**Prompt:** Please copy each line below that contains the string "name".
Start of Dataset records
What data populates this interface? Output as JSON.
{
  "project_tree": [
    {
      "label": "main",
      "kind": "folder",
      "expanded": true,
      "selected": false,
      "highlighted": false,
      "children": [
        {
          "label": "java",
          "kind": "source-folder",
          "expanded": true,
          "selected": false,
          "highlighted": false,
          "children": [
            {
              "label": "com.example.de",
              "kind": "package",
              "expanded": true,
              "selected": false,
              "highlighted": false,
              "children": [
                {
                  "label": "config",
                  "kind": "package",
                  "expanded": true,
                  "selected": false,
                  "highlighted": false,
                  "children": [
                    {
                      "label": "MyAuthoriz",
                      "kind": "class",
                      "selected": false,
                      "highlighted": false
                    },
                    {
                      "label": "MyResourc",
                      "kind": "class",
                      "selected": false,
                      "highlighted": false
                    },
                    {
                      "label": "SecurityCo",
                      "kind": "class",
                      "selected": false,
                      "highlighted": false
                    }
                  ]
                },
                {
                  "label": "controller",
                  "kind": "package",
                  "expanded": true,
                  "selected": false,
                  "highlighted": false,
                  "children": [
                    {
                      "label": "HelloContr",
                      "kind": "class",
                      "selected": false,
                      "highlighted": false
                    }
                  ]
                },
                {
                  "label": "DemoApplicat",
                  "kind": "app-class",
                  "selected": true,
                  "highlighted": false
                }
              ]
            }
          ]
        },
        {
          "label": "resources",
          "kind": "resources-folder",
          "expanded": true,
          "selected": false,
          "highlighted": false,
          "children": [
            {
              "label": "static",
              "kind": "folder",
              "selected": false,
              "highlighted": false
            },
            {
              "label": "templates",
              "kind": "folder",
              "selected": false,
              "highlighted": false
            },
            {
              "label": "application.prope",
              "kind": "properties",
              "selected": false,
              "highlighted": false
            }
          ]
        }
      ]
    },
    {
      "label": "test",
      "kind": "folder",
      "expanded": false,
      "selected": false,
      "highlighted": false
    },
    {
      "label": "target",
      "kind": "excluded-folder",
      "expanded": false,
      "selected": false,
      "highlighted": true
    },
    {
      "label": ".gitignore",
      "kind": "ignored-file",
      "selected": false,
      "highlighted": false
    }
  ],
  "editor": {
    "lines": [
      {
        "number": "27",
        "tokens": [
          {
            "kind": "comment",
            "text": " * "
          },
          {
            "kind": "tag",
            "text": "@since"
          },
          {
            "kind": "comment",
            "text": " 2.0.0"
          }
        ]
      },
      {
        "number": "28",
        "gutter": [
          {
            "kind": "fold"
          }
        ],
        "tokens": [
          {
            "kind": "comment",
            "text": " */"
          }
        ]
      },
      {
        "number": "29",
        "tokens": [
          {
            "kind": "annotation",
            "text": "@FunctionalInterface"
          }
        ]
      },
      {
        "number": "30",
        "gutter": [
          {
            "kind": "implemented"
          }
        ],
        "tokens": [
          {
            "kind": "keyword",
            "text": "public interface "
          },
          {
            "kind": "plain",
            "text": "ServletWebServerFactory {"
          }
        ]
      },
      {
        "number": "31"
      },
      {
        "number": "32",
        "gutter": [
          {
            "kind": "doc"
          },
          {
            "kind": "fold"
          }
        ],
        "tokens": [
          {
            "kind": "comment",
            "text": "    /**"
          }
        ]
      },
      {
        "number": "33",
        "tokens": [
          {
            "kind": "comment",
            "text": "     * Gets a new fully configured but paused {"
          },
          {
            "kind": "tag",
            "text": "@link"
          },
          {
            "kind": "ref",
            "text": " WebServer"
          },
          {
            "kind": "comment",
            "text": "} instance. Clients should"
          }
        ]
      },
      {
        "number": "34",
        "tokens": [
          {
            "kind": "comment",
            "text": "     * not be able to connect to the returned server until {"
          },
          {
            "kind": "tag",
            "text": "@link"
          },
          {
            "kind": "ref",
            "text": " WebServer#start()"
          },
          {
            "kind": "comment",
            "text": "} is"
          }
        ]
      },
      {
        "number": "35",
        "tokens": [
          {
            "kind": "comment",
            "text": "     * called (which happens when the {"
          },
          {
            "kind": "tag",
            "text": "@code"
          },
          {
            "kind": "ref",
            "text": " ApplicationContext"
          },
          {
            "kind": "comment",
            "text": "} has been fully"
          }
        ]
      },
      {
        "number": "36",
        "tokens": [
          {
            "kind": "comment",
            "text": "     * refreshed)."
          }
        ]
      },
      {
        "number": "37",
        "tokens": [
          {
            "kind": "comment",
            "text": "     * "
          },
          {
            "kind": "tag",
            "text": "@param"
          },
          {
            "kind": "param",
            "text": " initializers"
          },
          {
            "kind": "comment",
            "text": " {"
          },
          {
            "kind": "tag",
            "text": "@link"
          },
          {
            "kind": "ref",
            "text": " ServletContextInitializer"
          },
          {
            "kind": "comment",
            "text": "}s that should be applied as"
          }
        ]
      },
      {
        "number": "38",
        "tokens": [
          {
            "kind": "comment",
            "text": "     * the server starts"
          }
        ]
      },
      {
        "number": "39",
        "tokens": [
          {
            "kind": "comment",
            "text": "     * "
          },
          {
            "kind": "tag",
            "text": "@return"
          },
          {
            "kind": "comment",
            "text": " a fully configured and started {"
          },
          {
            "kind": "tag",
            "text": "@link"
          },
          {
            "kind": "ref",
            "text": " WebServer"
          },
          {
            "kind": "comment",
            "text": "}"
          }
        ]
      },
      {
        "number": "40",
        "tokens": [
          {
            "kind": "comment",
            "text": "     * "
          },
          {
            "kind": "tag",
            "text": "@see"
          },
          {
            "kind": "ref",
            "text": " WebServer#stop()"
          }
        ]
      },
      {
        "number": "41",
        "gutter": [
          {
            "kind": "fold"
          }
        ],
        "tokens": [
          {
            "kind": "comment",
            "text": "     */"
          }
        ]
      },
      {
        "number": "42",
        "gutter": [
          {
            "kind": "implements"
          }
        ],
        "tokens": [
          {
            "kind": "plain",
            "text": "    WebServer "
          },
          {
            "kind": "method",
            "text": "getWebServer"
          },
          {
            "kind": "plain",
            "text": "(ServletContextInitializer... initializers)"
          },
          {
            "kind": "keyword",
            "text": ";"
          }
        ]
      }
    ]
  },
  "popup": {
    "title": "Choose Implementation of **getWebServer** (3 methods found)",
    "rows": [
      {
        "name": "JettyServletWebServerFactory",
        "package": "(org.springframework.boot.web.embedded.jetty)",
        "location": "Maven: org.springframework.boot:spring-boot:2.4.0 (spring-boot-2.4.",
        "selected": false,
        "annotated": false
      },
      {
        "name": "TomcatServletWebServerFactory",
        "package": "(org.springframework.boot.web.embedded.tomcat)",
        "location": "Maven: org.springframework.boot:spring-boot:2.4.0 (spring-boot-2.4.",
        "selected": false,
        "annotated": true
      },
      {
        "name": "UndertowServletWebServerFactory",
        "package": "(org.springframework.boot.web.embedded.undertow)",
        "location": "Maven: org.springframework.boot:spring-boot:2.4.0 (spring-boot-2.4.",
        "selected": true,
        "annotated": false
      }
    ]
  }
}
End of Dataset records
**Response:**
        "name": "JettyServletWebServerFactory",
        "name": "TomcatServletWebServerFactory",
        "name": "UndertowServletWebServerFactory",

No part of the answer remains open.